- Don’t carry large sums of money.
- Don’t wear flashy jewelry in bad neighborhoods, whether on the street, on public transportation or even in your own vehicle:
- Turn rings around so the gemstones are concealed underneath;
- Tuck fine jewelry into your shirt and expensive watches and bracelets under long sleeves. Or if you’re not wearing long sleeves, leave off your nicer pieces while commuting and put them on once you reach your destination.
- How to carry your purse or man satchel:
- Don’t dangle your purse by the straps.
- Clutch it like you’re carrying a football: On your front side, close to body, hold onto the straps too,
- fastened tight so no one can reach in from behind;
- with the clasp on the inside;
- hold your bag on the inside (toward buildings, especially when approaching a subway entrance) rather on the street side to make it hard for someone to snatch and run,
- and possibly even under your coat;
- You may think your bag is more secure if you wear it crosswise across your body, but bear in mind if someone does try to grab it and run, you could be choked this way.
- And “don’t put it down, not even for a moment!” (Ralph E. Clarke, Jr., “Be Safe Girl,” p. 14) This includes when you’re out dancing. Trust me on this: Stupid me, I learned this the hard way.
- Be alert to anyone following you after you leave a bank, ATM, or currency exchange.
- If at all possible, don’t use an ATM in a remote location. And look it over first to make sure it hasn’t been tampered with; it might contain spyware.
- Do not walk out of a store or step out of a cab with your money or wallet still in hand. Put it away before hitting the street. Someone could grab it out of your hand so easily.
- Be guarded and low-key when paying for something.
- Do not spread your belongings out on the store countertop.

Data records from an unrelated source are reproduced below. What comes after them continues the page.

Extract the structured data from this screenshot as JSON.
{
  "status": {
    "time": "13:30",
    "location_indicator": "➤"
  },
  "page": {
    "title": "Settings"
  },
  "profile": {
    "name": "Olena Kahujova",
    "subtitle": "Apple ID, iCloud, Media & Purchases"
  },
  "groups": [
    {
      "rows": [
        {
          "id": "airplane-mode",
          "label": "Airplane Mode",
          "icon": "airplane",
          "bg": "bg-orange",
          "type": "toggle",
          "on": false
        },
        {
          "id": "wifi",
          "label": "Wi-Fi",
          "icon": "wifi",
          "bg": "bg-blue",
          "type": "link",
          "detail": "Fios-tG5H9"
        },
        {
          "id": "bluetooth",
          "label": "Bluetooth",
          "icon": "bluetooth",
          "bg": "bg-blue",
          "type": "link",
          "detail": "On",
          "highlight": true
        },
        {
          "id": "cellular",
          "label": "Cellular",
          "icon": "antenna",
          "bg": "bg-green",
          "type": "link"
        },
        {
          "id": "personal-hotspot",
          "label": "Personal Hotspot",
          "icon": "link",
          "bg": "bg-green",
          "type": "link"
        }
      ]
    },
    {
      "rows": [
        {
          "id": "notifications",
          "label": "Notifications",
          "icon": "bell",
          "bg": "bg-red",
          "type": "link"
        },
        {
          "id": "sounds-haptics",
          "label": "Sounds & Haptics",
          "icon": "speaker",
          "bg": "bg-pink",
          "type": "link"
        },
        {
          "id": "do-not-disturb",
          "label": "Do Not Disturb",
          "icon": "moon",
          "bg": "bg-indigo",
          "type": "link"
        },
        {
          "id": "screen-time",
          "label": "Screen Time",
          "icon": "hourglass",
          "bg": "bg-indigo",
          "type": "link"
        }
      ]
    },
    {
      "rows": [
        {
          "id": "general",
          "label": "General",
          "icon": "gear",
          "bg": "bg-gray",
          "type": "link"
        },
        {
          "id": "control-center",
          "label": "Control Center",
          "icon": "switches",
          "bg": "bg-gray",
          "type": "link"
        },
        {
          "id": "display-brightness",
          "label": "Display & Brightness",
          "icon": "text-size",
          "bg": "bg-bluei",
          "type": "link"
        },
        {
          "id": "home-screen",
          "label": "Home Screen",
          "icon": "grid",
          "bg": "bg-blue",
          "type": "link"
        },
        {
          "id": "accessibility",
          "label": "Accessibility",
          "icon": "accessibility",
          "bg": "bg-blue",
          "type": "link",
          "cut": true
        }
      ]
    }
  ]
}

- Do not give personal information aloud, like your phone number, if asked by a store clerk, especially within earshot of others.

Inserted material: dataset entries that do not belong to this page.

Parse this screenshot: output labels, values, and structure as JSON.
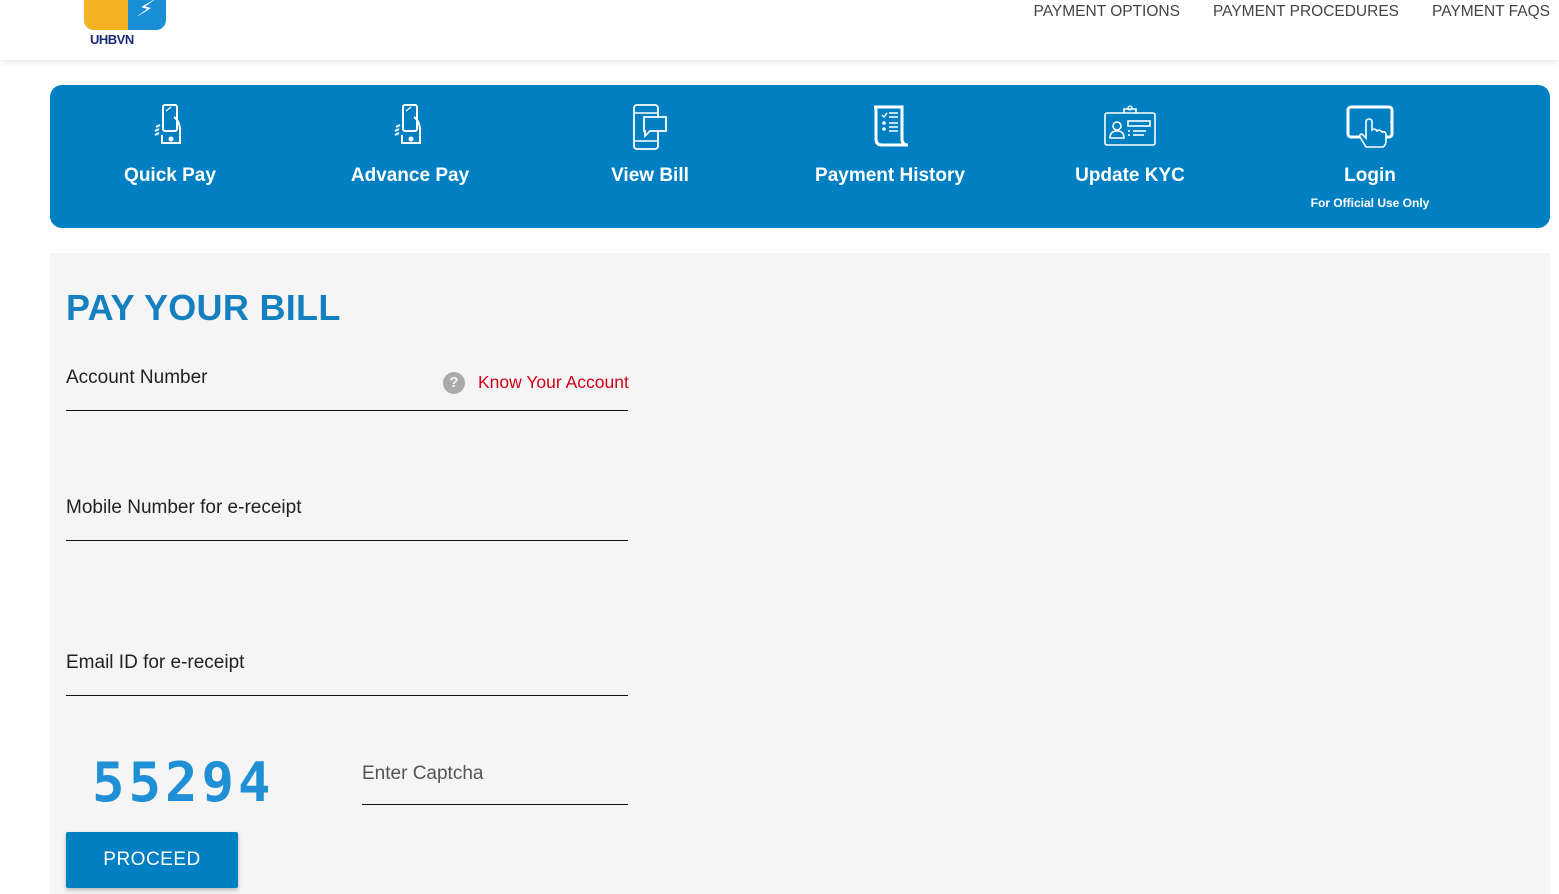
{
  "header": {
    "logo_text": "UHBVN",
    "nav": [
      {
        "label": "PAYMENT OPTIONS"
      },
      {
        "label": "PAYMENT PROCEDURES"
      },
      {
        "label": "PAYMENT FAQS"
      }
    ]
  },
  "services": [
    {
      "label": "Quick Pay",
      "icon": "phone-in-hand-icon"
    },
    {
      "label": "Advance Pay",
      "icon": "phone-in-hand-icon"
    },
    {
      "label": "View Bill",
      "icon": "phone-message-icon"
    },
    {
      "label": "Payment History",
      "icon": "scroll-list-icon"
    },
    {
      "label": "Update KYC",
      "icon": "id-card-icon"
    },
    {
      "label": "Login",
      "sublabel": "For Official Use Only",
      "icon": "tablet-touch-icon"
    }
  ],
  "form": {
    "title": "PAY YOUR BILL",
    "account_label": "Account Number",
    "account_value": "",
    "help_icon": "?",
    "know_account_link": "Know Your Account",
    "mobile_label": "Mobile Number for e-receipt",
    "mobile_value": "",
    "email_label": "Email ID for e-receipt",
    "email_value": "",
    "captcha_code": "55294",
    "captcha_label": "Enter Captcha",
    "captcha_value": "",
    "proceed_label": "PROCEED"
  },
  "colors": {
    "brand_blue": "#0080c3",
    "title_blue": "#1580bf",
    "link_red": "#d0021b",
    "panel_bg": "#f5f5f5"
  }
}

- Make sure you get your change and credit cards back and stashed safely before walking away.
- If approached by someone asking for money, decline politely and walk on rapidly; check to make sure they’re not following. (Ralph E. Clarke, Jr., “Be Safe Girl,” p. 12)
- You are an easier target to a thief if you are on your cell phone because you’re distracted and cannot hear as well what’s happening around you.

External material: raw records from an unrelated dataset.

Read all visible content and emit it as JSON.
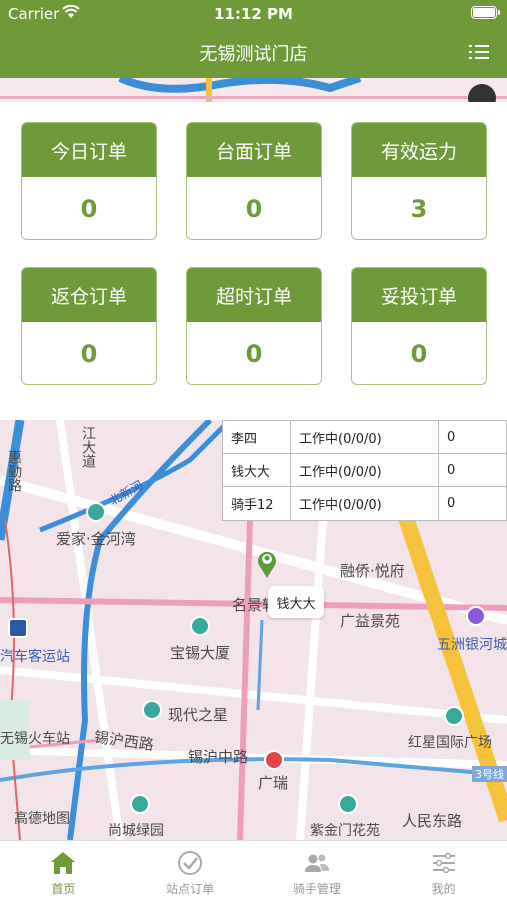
{
  "status_bar": {
    "carrier": "Carrier",
    "time": "11:12 PM"
  },
  "header": {
    "title": "无锡测试门店"
  },
  "stats": [
    {
      "label": "今日订单",
      "value": "0"
    },
    {
      "label": "台面订单",
      "value": "0"
    },
    {
      "label": "有效运力",
      "value": "3"
    },
    {
      "label": "返仓订单",
      "value": "0"
    },
    {
      "label": "超时订单",
      "value": "0"
    },
    {
      "label": "妥投订单",
      "value": "0"
    }
  ],
  "riders": [
    {
      "name": "李四",
      "status": "工作中(0/0/0)",
      "count": "0"
    },
    {
      "name": "钱大大",
      "status": "工作中(0/0/0)",
      "count": "0"
    },
    {
      "name": "骑手12",
      "status": "工作中(0/0/0)",
      "count": "0"
    }
  ],
  "map": {
    "rider_marker_label": "钱大大",
    "logo": "高德地图",
    "places": [
      {
        "text": "惠勤路"
      },
      {
        "text": "江大道"
      },
      {
        "text": "北新河"
      },
      {
        "text": "爱家·金河湾"
      },
      {
        "text": "融侨·悦府"
      },
      {
        "text": "名景轩"
      },
      {
        "text": "广益景苑"
      },
      {
        "text": "五洲银河城"
      },
      {
        "text": "汽车客运站"
      },
      {
        "text": "宝锡大厦"
      },
      {
        "text": "现代之星"
      },
      {
        "text": "无锡火车站"
      },
      {
        "text": "锡沪西路"
      },
      {
        "text": "锡沪中路"
      },
      {
        "text": "广瑞"
      },
      {
        "text": "红星国际广场"
      },
      {
        "text": "3号线"
      },
      {
        "text": "尚城绿园"
      },
      {
        "text": "紫金门花苑"
      },
      {
        "text": "人民东路"
      }
    ]
  },
  "tabs": [
    {
      "label": "首页",
      "active": true
    },
    {
      "label": "站点订单",
      "active": false
    },
    {
      "label": "骑手管理",
      "active": false
    },
    {
      "label": "我的",
      "active": false
    }
  ],
  "colors": {
    "brand": "#6e9a3a",
    "map_bg": "#f3e4ea",
    "river": "#3a8fd8",
    "main_road": "#f5c33b"
  }
}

- Avoid wearing headphones, or if you must, leave one ear plugged in but not the other so you can still hear what’s going on around you.
- Always carry a flashlight; never leave home without it! This can be invaluable to see in the dark, shine in the eyes of a pest, or even use as a weapon.
- In a dangerous locale, hold an alarm device in-hand or a police whistle up to your lips and ready to use if needed. Being able to scream is always good, but have you ever been too scared to scream? Or what if you have a sore throat or laryngitis? That’s why safety gadgets that will work infallibly to make a loud noise to ward off an attacker and draw attention to your situation are important.
- In a questionable neighborhood or anywhere after dark, walk with your cell phone in hand and 9-1-1 already dialed so that all you would have to do is push the button to reach the police — and know your exact location, nearest street names and nearby buildings or landmarks, at all times.
By remembering the tips from this post and my two previous posts in this series on personal security, you stand less chance of becoming a victim of crime. Pass these posts along to those you care about, especially the young people in your life — like your offspring who may be away at college, especially if they’re in a big city — who may not know any better, so they won’t have to learn the hard way. Because having your stuff stolen hurts.
Stop by my blog again for more insider information on staying safe on the streets…Follow my blog to get this information even quicker. Here’s to your safety and that of your loved ones!